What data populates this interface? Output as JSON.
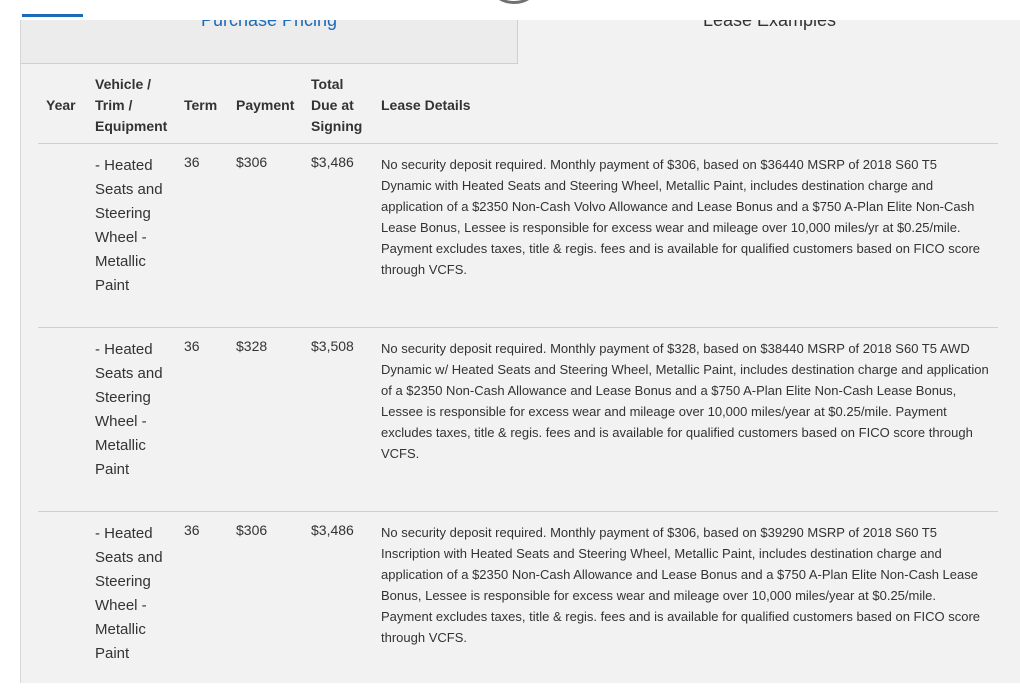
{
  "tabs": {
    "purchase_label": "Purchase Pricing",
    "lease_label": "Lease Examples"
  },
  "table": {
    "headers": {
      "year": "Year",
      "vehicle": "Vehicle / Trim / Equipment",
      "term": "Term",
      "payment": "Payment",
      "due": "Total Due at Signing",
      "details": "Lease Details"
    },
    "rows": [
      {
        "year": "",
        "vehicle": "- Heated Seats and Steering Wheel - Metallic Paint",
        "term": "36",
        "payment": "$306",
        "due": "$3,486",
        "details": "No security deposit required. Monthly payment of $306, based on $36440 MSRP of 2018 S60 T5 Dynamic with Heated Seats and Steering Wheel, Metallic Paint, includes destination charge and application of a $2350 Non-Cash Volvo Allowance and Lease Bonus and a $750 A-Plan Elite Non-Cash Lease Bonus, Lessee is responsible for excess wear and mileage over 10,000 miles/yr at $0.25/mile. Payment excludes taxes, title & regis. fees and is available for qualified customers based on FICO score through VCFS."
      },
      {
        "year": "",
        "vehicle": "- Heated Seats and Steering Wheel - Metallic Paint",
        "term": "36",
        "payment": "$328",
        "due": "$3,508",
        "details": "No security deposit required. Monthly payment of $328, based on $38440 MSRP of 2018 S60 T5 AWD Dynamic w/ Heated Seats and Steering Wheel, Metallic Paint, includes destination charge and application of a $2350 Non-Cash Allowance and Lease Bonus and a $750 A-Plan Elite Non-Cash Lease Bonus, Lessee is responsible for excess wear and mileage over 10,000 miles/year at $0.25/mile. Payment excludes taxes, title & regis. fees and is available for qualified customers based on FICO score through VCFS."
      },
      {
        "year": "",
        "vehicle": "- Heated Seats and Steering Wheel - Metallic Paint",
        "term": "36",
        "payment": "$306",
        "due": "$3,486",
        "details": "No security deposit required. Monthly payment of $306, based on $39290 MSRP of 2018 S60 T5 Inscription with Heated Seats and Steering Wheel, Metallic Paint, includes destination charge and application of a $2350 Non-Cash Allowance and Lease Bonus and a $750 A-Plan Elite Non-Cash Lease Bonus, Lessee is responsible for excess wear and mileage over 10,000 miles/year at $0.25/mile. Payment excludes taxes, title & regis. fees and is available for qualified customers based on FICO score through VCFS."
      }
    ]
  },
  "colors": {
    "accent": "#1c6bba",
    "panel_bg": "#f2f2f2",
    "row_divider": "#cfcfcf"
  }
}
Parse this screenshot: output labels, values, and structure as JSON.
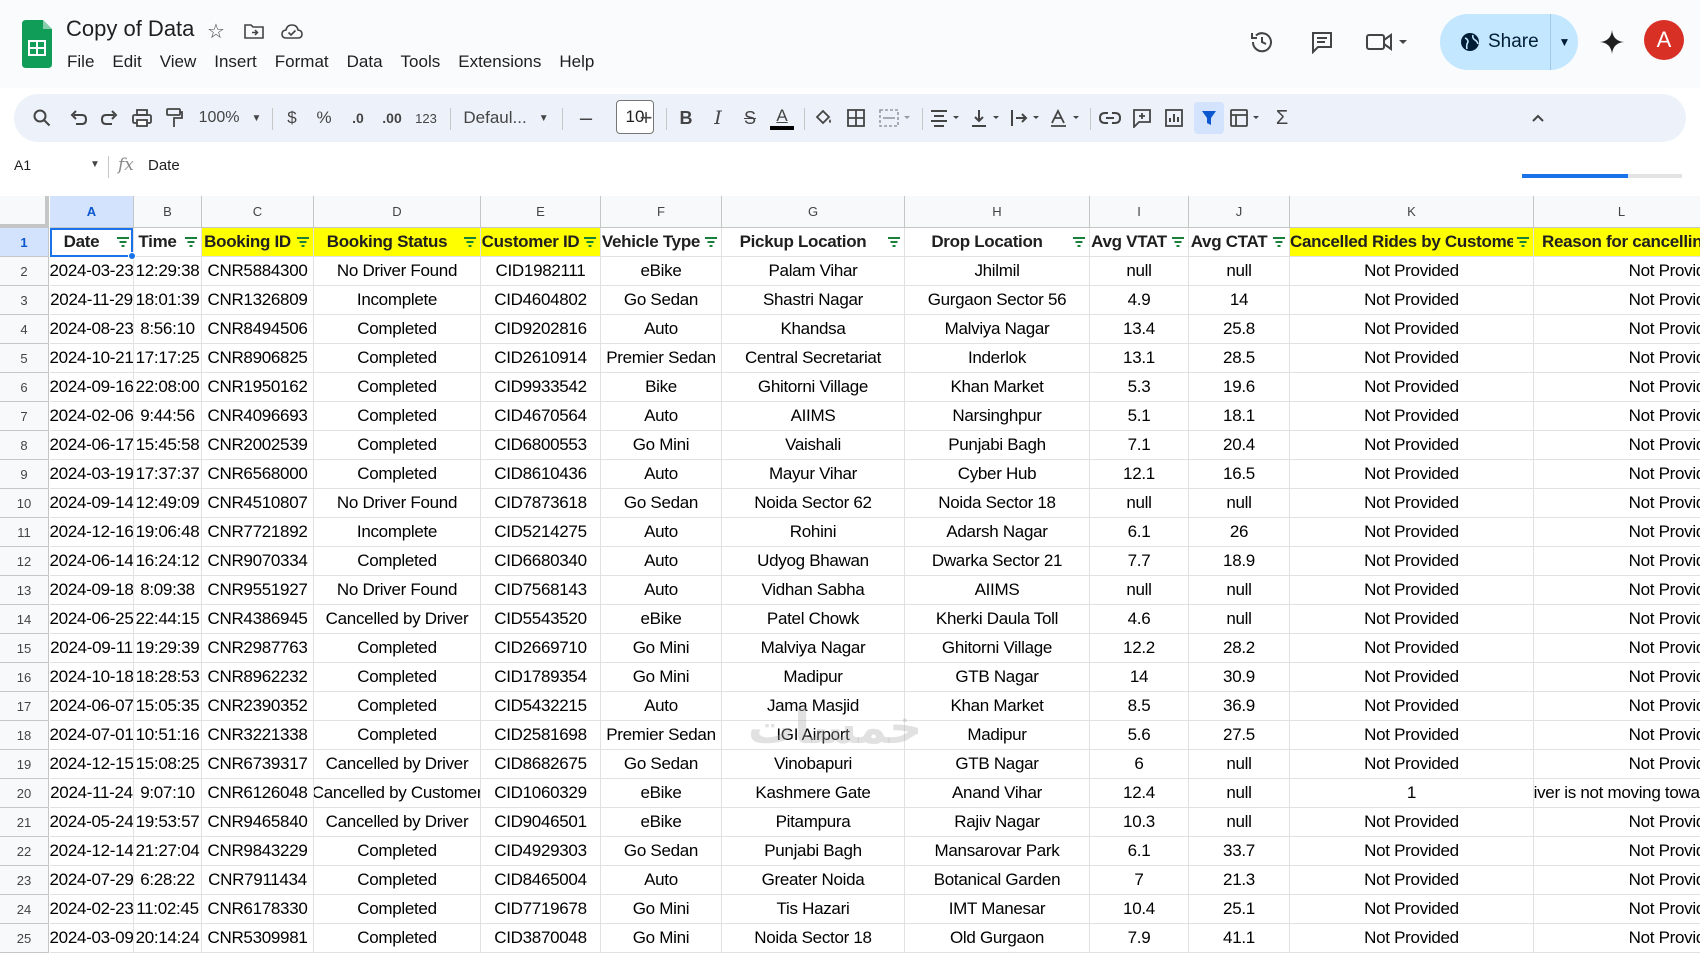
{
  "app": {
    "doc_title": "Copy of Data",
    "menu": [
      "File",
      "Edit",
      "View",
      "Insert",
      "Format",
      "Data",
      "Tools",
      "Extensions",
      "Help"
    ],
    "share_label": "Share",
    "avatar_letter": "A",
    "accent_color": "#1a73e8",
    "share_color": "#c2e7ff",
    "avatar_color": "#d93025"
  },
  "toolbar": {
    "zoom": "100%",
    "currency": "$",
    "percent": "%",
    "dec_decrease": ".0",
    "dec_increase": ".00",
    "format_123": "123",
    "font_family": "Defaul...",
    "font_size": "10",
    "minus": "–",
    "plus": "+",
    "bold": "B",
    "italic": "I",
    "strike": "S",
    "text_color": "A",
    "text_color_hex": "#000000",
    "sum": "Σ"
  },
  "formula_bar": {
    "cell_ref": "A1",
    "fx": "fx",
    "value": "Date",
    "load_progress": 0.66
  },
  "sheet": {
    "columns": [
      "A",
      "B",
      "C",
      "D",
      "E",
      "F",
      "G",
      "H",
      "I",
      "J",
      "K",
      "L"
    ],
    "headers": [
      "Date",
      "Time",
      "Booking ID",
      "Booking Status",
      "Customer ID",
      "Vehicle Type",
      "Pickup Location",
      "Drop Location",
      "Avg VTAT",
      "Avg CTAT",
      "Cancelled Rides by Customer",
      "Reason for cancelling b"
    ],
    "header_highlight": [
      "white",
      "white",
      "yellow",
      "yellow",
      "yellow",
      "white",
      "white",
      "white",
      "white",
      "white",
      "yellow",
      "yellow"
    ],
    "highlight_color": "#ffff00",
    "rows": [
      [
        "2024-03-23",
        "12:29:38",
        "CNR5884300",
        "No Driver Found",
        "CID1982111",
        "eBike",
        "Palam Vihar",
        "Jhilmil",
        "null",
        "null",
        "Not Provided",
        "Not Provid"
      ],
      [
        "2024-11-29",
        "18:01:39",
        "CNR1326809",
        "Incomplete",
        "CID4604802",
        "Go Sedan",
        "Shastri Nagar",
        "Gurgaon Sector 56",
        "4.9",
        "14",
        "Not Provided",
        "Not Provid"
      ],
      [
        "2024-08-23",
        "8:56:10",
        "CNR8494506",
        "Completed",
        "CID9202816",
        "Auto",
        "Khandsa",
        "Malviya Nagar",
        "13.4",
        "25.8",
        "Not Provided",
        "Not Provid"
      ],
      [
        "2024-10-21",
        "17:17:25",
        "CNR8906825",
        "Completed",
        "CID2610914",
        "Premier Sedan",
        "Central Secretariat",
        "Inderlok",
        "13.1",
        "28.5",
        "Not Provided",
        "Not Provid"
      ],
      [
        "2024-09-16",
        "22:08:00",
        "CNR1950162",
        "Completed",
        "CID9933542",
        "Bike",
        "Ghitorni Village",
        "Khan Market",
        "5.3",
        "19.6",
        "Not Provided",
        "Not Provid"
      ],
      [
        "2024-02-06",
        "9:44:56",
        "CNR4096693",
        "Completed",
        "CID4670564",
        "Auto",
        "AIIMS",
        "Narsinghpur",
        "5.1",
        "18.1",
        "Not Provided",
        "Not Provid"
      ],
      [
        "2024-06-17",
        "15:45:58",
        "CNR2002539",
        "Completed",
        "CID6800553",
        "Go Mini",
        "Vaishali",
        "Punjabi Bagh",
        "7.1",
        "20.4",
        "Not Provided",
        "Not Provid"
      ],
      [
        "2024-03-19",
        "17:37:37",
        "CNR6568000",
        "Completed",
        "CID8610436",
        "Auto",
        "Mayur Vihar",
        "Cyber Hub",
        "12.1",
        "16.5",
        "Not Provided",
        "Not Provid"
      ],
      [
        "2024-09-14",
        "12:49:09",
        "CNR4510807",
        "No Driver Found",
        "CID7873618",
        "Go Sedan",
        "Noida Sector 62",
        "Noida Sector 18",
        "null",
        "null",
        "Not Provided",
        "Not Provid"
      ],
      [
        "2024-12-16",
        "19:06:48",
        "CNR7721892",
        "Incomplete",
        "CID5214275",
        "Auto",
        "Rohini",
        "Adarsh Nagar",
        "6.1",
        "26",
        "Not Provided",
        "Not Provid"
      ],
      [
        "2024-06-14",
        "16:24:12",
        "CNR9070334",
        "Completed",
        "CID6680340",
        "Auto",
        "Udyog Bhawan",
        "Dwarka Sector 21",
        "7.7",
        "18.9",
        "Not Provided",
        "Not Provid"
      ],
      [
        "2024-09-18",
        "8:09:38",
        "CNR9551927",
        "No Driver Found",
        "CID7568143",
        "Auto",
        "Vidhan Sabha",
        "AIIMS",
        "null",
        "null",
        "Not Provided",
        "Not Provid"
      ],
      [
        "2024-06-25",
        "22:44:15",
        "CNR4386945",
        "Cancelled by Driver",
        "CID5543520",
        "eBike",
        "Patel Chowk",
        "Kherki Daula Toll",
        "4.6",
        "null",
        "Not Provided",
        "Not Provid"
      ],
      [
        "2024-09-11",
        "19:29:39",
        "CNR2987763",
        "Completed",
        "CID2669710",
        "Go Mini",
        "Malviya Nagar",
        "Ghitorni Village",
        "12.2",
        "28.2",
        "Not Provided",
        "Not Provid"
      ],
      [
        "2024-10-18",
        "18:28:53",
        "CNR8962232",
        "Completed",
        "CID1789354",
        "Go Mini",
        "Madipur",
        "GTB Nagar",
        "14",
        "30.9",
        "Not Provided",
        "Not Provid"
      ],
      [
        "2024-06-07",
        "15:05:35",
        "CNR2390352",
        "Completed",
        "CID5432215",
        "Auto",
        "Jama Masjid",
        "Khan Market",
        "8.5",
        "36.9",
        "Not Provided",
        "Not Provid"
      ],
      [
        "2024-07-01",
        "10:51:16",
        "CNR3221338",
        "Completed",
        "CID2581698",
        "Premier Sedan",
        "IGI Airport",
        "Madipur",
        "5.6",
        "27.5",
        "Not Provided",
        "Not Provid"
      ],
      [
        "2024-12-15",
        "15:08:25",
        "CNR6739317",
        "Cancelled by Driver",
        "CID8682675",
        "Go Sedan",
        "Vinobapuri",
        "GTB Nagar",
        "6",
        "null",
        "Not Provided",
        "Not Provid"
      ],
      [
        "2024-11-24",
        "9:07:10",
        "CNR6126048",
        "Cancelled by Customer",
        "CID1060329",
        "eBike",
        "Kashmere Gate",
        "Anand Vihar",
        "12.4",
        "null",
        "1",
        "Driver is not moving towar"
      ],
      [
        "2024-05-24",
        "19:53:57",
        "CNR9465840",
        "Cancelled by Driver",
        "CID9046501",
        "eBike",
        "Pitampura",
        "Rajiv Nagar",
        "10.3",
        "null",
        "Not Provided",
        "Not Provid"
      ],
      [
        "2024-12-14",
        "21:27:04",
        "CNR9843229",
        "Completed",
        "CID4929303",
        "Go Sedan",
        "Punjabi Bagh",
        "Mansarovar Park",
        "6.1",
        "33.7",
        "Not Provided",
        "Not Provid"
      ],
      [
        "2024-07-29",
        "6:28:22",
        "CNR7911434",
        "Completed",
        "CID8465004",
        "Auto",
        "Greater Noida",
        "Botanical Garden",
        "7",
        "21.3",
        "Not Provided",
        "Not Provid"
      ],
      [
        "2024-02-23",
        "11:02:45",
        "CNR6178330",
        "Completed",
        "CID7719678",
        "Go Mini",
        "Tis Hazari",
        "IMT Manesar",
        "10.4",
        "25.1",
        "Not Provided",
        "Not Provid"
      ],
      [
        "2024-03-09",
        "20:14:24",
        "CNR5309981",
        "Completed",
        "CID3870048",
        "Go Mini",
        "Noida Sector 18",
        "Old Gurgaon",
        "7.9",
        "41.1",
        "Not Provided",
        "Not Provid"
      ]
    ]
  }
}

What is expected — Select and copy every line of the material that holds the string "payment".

Response for this exercise —
      "payment": "Payment",
        "payment": "$306",
        "details": "No security deposit required. Monthly payment of $306, based on $36440 MSRP of 2018 S60 T5 Dynamic with Heated Seats and Steering Wheel, Metallic Paint, includes destination charge and application of a $2350 Non-Cash Volvo Allowance and Lease Bonus and a $750 A-Plan Elite Non-Cash Lease Bonus, Lessee is responsible for excess wear and mileage over 10,000 miles/yr at $0.25/mile. Payment excludes taxes, title & regis. fees and is available for qualified customers based on FICO score through VCFS."
        "payment": "$328",
        "details": "No security deposit required. Monthly payment of $328, based on $38440 MSRP of 2018 S60 T5 AWD Dynamic w/ Heated Seats and Steering Wheel, Metallic Paint, includes destination charge and application of a $2350 Non-Cash Allowance and Lease Bonus and a $750 A-Plan Elite Non-Cash Lease Bonus, Lessee is responsible for excess wear and mileage over 10,000 miles/year at $0.25/mile. Payment excludes taxes, title & regis. fees and is available for qualified customers based on FICO score through VCFS."
        "payment": "$306",
        "details": "No security deposit required. Monthly payment of $306, based on $39290 MSRP of 2018 S60 T5 Inscription with Heated Seats and Steering Wheel, Metallic Paint, includes destination charge and application of a $2350 Non-Cash Allowance and Lease Bonus and a $750 A-Plan Elite Non-Cash Lease Bonus, Lessee is responsible for excess wear and mileage over 10,000 miles/year at $0.25/mile. Payment excludes taxes, title & regis. fees and is available for qualified customers based on FICO score through VCFS."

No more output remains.